— Dataset records —
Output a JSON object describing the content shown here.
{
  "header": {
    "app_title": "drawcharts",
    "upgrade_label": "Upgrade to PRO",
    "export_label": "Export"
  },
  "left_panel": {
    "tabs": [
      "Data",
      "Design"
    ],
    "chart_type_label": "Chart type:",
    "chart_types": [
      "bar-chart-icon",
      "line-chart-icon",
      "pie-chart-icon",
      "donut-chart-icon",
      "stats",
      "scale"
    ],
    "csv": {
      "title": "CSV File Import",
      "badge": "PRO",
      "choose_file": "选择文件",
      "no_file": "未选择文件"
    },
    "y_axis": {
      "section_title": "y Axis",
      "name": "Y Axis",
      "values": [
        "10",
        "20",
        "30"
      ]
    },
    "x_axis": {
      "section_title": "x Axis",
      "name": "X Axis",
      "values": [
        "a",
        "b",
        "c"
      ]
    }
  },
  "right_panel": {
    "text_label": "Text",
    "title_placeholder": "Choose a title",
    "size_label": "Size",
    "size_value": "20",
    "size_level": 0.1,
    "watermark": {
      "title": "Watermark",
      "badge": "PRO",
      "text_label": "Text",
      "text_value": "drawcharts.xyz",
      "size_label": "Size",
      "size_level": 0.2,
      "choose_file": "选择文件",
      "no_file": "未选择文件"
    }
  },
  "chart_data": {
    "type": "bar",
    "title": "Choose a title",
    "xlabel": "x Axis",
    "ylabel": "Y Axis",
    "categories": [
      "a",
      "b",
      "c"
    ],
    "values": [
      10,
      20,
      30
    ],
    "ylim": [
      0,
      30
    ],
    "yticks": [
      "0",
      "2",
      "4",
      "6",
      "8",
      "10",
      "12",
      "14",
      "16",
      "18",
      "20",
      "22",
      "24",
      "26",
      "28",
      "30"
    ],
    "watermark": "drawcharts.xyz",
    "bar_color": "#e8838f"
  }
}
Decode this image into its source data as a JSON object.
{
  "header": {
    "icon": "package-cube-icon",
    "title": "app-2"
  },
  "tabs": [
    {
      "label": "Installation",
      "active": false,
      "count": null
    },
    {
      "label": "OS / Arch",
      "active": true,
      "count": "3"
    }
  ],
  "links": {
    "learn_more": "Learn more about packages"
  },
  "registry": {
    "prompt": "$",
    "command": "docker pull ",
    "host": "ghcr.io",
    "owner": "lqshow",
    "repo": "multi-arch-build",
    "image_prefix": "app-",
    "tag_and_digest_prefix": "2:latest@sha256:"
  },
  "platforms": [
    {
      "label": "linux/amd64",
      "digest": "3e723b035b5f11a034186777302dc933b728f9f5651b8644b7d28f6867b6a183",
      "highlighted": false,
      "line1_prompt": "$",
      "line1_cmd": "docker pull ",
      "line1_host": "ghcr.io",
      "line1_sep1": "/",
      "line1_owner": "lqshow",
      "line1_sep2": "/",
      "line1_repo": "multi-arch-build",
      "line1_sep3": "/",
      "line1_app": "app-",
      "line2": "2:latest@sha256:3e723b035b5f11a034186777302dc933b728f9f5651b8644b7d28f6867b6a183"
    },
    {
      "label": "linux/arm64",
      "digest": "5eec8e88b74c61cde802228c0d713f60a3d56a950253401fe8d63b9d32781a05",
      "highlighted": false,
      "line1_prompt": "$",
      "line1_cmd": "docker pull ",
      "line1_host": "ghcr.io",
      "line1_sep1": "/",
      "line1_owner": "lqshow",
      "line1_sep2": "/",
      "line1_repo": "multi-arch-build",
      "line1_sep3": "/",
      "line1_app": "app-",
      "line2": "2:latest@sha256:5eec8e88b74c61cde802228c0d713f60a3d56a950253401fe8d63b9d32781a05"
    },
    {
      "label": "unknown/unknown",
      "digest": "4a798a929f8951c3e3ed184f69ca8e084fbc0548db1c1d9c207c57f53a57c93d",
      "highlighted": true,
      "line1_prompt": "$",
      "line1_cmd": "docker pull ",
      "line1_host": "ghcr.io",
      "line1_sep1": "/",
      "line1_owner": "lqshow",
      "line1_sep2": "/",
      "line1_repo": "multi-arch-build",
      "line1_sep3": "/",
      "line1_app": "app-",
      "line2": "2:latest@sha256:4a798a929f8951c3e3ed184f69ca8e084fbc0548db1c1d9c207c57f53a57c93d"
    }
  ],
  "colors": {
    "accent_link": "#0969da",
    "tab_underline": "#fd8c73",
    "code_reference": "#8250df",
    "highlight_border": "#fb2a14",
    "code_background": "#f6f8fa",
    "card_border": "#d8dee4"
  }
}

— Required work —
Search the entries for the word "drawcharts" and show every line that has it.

— Solved problem —
    "app_title": "drawcharts",
      "text_value": "drawcharts.xyz",
    "watermark": "drawcharts.xyz",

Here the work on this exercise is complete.